▸ **What you will do**
Here is a block of records. Copy every line in it that includes "JSON".

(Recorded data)

════

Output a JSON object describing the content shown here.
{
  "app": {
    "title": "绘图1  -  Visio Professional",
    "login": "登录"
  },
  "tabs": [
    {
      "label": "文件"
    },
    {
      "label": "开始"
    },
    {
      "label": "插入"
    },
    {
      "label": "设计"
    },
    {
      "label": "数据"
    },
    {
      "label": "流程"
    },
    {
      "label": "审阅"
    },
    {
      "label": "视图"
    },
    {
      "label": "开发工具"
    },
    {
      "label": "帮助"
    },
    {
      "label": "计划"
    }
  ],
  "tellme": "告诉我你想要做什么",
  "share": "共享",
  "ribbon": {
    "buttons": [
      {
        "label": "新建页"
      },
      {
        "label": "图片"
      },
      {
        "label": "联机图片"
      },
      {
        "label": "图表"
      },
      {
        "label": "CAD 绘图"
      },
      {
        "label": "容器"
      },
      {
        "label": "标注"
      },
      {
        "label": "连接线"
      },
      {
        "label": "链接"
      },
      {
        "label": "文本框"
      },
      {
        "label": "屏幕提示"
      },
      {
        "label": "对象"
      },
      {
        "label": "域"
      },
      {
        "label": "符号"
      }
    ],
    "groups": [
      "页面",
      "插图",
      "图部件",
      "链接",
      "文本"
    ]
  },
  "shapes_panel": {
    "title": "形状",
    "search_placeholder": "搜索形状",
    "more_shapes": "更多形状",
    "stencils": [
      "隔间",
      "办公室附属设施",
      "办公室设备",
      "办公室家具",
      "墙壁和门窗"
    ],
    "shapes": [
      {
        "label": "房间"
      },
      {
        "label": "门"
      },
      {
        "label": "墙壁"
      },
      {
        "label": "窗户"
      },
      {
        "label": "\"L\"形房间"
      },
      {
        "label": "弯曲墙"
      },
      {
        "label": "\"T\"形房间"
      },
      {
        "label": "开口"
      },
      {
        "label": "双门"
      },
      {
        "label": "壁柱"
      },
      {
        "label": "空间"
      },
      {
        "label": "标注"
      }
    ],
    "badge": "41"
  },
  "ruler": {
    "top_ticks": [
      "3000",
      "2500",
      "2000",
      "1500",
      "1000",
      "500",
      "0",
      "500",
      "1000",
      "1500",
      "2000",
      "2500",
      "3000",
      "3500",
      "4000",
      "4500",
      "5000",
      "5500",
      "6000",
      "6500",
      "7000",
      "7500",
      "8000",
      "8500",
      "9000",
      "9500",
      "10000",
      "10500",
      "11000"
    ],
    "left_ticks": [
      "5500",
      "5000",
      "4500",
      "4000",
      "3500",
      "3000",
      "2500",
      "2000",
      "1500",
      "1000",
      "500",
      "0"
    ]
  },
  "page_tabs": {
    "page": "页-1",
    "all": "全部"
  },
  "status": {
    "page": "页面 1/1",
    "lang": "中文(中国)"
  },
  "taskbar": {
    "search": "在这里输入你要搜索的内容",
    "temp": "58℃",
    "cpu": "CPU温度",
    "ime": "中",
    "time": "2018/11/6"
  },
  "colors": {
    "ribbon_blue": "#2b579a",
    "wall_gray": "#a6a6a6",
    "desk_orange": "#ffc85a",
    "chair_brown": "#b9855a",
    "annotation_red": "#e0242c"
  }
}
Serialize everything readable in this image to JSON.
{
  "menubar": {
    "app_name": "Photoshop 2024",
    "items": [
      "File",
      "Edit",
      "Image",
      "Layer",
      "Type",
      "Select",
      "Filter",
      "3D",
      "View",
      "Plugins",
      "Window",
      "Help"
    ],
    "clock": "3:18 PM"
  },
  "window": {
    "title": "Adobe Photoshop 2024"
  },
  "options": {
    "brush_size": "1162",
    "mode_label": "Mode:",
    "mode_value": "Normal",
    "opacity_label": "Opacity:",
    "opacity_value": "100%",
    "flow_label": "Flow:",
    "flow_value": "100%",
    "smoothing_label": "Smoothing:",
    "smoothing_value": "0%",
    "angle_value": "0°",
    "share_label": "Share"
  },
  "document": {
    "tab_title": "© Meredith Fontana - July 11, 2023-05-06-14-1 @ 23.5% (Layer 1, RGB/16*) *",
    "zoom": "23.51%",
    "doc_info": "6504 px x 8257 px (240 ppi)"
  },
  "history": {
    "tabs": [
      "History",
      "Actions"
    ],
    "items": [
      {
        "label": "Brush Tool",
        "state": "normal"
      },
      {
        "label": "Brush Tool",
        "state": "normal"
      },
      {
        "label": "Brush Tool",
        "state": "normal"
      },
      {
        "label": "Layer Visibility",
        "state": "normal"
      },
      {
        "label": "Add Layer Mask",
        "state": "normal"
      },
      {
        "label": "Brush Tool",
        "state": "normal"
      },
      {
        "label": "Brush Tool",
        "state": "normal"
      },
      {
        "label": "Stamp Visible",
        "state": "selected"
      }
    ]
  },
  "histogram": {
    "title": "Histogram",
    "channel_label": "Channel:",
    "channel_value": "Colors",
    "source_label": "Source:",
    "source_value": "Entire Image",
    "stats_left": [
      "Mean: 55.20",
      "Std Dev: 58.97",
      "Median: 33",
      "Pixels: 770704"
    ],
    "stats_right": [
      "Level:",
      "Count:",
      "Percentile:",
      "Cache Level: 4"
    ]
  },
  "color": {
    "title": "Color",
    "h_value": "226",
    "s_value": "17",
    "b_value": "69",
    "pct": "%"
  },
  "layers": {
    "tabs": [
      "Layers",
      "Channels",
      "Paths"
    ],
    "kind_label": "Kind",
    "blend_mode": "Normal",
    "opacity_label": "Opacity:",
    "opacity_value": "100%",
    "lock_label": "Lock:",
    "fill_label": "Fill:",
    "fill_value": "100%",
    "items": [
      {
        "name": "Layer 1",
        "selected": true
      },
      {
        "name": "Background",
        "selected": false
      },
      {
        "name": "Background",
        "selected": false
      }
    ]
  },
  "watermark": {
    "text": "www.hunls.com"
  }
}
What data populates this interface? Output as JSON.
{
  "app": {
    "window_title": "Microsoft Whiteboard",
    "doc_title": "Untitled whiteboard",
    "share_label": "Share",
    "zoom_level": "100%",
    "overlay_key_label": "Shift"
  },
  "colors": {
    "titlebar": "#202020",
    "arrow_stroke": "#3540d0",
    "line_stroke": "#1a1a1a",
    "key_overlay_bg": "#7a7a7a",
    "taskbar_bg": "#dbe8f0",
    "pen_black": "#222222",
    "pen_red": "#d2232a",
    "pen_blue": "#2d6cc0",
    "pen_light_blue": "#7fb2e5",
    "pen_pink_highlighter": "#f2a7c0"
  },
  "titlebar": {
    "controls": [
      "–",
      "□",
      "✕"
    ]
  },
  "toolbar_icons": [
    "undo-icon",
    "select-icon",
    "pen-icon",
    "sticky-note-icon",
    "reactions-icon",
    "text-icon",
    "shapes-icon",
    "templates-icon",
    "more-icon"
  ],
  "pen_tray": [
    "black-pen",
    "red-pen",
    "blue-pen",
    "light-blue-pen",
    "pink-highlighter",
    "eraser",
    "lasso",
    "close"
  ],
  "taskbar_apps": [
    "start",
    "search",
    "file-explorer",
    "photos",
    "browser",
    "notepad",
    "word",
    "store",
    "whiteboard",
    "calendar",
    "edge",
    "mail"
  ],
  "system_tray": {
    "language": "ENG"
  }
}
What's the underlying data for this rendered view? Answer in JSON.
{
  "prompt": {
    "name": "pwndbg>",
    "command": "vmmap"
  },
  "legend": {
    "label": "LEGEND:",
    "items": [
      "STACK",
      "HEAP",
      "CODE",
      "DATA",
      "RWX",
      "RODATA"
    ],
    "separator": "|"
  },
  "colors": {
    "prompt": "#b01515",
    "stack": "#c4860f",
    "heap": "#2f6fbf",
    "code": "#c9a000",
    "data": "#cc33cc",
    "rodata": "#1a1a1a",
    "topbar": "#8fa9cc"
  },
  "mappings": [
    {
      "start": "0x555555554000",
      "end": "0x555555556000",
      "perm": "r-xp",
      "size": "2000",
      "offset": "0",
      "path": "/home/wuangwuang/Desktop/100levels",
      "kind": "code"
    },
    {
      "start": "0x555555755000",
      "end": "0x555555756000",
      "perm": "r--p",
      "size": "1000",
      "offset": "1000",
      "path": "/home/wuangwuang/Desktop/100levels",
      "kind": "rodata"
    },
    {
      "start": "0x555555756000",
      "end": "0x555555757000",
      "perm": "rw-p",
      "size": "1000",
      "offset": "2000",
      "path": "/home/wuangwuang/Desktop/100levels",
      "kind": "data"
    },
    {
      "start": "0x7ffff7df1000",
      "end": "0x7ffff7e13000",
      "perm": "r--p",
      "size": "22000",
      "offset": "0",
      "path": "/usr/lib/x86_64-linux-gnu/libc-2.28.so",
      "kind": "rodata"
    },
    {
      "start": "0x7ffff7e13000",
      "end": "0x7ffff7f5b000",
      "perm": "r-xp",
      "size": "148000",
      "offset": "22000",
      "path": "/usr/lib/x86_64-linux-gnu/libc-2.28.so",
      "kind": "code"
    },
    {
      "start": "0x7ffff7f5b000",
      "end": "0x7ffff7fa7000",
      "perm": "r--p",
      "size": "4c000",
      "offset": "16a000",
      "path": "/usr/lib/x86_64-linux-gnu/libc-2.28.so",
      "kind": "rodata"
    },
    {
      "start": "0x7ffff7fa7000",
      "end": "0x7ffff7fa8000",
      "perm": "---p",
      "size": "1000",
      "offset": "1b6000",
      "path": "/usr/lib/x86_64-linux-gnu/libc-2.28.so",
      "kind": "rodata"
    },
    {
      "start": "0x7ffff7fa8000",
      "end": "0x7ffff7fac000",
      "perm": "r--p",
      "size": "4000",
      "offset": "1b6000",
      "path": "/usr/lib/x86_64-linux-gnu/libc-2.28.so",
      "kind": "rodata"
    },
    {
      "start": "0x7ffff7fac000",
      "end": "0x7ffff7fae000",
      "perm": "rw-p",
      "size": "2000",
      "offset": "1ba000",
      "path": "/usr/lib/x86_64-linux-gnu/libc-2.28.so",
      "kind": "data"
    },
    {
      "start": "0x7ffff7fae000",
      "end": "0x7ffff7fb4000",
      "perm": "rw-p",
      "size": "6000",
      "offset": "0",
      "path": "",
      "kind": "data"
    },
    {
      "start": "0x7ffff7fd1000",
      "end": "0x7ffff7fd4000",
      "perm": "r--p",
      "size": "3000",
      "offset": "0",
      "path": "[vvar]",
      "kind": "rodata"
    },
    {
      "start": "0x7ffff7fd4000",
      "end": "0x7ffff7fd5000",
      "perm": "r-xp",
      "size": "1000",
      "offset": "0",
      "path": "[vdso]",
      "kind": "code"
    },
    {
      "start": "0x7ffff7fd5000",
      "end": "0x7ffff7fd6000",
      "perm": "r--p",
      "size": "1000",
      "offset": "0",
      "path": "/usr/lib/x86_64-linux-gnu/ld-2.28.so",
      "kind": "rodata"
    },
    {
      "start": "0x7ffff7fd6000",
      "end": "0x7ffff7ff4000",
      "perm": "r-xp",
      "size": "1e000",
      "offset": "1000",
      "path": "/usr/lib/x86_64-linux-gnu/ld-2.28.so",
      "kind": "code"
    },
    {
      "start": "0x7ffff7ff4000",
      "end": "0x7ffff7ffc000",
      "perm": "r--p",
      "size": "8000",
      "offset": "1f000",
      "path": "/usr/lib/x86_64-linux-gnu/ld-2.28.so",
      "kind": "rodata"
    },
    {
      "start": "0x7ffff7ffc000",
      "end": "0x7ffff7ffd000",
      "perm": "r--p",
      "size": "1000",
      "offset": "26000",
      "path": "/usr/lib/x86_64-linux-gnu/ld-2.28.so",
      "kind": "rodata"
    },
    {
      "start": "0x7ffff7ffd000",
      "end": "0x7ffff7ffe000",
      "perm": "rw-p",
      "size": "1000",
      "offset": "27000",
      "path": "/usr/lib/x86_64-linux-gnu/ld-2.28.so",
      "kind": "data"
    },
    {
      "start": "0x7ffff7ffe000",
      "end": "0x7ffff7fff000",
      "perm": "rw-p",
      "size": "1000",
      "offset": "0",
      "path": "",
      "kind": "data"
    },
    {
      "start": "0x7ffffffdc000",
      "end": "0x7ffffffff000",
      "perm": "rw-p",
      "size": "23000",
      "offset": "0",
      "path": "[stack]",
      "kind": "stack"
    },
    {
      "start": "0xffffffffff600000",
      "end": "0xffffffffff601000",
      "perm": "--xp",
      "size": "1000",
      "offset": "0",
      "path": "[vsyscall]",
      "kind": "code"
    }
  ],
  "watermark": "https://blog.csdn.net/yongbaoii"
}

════

▸ **Output**
Output a JSON object describing the content shown here.
Serialize everything readable in this image to JSON.
What data populates this interface? Output as JSON.
What's the underlying data for this rendered view? Answer in JSON.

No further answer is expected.